Source information:
• • • •

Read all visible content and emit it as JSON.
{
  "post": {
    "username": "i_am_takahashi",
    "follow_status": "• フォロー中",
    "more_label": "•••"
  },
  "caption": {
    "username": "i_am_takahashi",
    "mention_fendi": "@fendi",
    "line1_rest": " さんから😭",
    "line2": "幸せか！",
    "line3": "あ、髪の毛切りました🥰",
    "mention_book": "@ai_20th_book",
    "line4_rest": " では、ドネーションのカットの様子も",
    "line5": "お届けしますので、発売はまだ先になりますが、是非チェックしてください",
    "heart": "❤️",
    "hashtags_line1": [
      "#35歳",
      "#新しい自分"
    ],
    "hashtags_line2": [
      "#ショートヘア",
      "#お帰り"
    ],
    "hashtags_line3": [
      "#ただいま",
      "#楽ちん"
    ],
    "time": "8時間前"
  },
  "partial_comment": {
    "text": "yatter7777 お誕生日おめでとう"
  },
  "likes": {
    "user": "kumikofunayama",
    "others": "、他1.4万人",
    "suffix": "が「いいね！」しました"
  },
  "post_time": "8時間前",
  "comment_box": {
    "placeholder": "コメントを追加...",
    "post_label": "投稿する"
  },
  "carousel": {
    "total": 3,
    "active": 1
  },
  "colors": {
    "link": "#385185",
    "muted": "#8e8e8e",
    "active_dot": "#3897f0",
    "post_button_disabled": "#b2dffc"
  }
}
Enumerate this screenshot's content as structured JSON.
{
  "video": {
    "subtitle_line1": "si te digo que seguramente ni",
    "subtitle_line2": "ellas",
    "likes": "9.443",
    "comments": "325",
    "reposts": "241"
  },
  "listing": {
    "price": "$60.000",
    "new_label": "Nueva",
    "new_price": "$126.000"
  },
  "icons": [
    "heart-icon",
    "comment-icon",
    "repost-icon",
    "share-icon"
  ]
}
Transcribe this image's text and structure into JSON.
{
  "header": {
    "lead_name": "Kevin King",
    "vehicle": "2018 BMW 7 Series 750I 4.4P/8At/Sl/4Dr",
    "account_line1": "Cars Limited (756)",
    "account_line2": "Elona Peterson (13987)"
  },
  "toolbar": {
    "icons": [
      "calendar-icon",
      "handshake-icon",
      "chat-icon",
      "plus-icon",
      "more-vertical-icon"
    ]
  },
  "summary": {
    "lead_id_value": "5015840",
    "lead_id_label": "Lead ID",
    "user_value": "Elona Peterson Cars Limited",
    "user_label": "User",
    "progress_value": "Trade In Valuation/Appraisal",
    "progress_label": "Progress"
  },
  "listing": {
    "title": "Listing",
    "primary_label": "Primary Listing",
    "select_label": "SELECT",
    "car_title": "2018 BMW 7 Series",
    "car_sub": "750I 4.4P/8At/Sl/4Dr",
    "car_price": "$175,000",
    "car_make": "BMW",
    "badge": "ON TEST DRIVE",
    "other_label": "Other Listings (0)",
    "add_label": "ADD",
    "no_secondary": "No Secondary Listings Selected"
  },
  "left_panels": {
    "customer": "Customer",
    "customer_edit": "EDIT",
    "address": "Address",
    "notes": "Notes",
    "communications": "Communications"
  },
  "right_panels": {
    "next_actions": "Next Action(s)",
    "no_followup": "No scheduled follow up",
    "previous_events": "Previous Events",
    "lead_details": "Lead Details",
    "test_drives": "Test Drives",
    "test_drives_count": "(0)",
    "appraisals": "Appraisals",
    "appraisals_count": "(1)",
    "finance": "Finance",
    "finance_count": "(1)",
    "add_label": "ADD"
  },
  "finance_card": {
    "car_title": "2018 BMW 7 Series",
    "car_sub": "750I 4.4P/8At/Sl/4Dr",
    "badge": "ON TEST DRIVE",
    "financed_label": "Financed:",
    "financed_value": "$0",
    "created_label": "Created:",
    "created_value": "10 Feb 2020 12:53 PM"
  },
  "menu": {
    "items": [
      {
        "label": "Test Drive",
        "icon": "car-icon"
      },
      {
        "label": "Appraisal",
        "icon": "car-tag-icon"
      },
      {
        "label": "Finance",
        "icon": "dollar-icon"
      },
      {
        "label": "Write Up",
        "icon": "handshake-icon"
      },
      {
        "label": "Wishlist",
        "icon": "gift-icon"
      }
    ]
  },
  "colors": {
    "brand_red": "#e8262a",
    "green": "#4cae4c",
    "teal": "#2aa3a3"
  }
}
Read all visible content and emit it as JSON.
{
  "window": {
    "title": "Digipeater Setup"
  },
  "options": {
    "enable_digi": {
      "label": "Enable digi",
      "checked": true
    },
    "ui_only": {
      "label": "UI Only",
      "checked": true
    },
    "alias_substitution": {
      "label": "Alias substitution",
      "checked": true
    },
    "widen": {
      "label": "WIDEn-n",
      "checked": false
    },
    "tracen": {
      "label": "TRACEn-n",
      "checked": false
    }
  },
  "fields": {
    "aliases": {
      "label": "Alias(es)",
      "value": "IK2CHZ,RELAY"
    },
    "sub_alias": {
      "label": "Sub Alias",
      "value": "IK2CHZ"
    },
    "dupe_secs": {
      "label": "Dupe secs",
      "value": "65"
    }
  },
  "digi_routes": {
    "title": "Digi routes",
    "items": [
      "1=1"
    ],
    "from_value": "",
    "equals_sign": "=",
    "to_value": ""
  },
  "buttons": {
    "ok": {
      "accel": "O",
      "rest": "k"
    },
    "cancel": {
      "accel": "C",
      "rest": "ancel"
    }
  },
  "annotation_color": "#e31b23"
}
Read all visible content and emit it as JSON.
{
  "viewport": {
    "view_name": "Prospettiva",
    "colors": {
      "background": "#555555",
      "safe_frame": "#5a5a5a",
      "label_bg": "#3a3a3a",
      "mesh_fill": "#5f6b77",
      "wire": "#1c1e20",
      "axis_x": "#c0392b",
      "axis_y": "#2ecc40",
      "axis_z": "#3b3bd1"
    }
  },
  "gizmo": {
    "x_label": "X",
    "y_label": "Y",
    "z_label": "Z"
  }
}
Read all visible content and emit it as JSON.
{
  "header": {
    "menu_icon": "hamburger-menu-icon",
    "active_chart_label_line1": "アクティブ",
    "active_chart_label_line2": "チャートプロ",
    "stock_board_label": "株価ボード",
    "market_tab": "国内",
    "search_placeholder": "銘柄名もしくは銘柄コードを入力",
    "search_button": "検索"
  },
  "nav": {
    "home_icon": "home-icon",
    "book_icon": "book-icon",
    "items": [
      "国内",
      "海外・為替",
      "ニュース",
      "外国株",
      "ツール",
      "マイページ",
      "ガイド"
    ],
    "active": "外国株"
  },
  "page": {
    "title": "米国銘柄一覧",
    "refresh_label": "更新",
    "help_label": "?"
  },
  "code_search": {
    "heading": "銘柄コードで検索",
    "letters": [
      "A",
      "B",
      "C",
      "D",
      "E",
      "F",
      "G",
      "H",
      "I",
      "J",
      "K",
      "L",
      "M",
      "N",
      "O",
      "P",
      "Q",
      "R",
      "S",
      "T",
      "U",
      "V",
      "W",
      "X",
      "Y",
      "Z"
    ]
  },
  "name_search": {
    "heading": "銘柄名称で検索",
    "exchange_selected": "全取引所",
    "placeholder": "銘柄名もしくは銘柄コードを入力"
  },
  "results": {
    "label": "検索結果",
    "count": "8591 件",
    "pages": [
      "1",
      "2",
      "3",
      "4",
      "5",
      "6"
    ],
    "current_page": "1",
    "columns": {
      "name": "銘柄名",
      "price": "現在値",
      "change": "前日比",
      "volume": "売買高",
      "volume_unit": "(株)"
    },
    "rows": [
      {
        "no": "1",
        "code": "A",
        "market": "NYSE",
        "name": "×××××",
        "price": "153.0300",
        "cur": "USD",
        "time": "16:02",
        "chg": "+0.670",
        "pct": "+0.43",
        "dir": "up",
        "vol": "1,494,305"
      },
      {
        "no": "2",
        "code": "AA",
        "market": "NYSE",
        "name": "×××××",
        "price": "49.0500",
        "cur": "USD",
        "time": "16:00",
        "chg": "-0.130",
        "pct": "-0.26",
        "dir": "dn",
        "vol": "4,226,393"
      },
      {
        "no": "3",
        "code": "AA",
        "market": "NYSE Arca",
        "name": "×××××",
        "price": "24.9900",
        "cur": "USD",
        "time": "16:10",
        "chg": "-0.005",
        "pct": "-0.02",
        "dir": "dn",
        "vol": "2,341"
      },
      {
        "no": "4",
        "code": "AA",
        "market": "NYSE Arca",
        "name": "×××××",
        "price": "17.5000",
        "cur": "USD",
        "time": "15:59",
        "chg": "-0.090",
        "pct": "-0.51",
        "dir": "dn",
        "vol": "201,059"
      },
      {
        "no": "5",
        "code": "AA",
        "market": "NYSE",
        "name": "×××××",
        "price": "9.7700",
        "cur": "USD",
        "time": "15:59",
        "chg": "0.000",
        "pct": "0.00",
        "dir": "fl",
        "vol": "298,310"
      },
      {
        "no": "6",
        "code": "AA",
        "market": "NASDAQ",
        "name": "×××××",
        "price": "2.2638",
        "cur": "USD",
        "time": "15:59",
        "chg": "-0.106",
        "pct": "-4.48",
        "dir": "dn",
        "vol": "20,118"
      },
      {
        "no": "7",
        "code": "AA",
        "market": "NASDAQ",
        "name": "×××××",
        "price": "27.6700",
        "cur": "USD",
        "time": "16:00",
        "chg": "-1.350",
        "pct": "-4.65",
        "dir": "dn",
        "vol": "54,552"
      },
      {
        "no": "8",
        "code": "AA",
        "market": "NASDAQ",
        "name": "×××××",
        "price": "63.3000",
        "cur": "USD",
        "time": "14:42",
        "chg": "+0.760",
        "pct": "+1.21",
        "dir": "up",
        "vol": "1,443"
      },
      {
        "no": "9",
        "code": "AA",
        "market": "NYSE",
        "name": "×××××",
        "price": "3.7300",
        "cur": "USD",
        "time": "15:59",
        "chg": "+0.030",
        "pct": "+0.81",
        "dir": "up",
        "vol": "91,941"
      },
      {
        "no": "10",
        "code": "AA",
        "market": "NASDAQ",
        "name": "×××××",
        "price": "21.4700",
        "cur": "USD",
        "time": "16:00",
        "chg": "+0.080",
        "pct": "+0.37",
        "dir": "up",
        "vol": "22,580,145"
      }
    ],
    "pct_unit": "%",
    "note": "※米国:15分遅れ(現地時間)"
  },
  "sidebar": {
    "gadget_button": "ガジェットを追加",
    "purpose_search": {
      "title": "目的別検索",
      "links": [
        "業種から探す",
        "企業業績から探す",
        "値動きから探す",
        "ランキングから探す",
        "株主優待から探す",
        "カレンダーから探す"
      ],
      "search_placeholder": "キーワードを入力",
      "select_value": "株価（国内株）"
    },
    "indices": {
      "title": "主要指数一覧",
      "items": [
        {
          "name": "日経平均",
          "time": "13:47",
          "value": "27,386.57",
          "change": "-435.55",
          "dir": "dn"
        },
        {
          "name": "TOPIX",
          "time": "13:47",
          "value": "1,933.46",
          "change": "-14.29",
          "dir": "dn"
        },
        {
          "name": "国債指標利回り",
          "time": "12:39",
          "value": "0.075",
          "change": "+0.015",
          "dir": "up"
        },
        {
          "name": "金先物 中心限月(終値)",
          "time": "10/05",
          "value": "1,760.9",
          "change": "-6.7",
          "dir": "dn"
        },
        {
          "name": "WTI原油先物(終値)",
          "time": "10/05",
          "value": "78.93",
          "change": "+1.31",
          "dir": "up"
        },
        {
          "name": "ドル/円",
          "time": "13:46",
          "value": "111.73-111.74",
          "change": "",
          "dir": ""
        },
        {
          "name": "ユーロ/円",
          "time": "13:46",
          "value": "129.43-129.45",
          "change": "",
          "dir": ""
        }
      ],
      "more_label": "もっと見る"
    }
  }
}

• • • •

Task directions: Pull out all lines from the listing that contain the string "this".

Your response:
Enumerate this screenshot's content as structured JSON.
Transcribe this image's text and structure into JSON.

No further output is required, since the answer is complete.